The game gives players three to seven letters each round to write their "Noodles." Letters are given in one of three ways:
- Purely random (e.g. E.U.M.G.)
- All the Same Letter (e.g. S.S.S.S.S.)
- A starting letter and a length are given (e.g. “G” and a “6”). Players are then challenged to come up with a 6 letter word that starts with “G” (e.g. “GIGGLE”) and use those letters to write their Noodle. (e.g. Granny Is Glowing, Growing Little Eggplants.”)
Acronymble is mostly subjective, in that there are no right and wrong answers, although players are awarded points if their Noodle contains a complete sentence.
Acronymble was developed by Acronymwits Inc. in 1991, and designed by Steven May. An Acronymble game show spoof was later produced using the premise. It aired on public access television in Massachusetts and won the Massachusetts Cable Commission award for "Best Entertainment and Variety Show" in 1997.

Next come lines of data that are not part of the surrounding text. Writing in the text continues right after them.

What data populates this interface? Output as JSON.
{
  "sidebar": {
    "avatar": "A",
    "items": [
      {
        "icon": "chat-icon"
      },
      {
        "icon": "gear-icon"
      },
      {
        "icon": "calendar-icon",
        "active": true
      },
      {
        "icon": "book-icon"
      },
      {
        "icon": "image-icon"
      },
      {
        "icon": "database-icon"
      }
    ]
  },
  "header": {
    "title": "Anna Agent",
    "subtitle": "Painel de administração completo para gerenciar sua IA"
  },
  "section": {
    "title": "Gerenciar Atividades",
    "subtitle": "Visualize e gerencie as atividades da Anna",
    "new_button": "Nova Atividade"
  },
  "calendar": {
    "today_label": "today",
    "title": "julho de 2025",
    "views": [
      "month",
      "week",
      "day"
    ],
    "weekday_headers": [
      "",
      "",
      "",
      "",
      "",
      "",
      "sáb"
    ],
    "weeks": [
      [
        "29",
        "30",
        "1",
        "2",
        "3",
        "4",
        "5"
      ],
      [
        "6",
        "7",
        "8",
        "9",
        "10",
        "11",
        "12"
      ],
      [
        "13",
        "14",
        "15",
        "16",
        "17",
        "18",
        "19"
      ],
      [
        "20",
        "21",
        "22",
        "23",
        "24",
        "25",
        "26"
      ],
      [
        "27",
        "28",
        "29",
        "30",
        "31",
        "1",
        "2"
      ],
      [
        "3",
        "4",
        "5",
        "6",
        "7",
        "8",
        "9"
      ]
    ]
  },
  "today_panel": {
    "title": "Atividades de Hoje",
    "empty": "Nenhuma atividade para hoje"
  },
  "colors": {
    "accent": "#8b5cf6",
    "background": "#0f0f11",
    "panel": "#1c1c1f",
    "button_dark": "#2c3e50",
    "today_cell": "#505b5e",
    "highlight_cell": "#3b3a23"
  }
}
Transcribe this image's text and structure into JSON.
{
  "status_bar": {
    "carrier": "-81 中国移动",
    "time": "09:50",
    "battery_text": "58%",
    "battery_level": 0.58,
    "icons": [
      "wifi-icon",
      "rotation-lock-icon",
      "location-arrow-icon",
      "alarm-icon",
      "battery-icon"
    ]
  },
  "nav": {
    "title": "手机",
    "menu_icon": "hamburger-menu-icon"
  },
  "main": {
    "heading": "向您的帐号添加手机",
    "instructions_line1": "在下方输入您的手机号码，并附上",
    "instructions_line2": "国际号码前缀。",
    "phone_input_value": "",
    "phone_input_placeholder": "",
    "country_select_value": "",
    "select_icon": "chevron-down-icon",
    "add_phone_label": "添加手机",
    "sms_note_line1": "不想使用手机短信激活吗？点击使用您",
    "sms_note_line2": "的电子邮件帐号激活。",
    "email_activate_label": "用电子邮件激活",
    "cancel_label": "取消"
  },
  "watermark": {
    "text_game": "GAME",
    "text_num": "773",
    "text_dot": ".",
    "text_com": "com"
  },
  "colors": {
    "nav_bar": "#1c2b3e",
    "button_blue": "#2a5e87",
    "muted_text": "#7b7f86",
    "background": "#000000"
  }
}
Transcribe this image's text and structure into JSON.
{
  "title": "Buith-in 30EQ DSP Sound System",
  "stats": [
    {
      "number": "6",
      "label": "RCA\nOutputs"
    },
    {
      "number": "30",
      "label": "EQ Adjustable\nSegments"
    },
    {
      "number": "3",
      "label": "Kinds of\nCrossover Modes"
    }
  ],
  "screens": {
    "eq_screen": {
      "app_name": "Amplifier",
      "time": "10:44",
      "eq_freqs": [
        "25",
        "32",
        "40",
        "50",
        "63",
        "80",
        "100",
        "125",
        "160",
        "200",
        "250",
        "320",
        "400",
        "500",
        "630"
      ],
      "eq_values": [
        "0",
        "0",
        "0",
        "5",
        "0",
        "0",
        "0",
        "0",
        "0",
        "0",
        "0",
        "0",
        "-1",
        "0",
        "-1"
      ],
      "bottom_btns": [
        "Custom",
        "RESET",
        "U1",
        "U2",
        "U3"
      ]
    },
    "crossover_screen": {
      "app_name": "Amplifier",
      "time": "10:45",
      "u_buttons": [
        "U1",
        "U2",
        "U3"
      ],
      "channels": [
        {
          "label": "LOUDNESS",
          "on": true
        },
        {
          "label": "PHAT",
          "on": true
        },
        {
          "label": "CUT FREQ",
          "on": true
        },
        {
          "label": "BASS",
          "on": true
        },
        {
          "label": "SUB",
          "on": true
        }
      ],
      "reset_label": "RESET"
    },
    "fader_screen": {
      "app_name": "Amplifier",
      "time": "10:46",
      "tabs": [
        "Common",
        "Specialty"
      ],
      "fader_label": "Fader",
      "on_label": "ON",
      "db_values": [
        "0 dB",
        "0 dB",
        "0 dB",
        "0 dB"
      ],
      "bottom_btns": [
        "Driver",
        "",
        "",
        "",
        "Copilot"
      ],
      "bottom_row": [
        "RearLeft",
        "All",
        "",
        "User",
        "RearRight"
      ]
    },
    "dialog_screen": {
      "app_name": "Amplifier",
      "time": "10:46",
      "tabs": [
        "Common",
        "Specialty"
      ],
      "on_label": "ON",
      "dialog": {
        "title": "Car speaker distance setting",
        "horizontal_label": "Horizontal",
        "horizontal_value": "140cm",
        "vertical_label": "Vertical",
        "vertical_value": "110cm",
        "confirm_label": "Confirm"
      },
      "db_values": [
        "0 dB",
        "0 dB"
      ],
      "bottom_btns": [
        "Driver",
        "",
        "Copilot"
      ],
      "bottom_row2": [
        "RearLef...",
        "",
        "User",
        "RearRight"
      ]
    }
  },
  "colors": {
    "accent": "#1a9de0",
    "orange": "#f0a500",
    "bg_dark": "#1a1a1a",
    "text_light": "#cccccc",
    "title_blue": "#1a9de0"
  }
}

There are online versions of Acronymble played under a number of different names, Acrophobia being the most popular (Acronymble predates all of these). The only differences between Acronymble and these online versions is that they offer players only random letters to work with, and they often ask competitors to write their acronyms on a specific subject.
- Acronymble rulebook, 1991 Acronymwits Inc.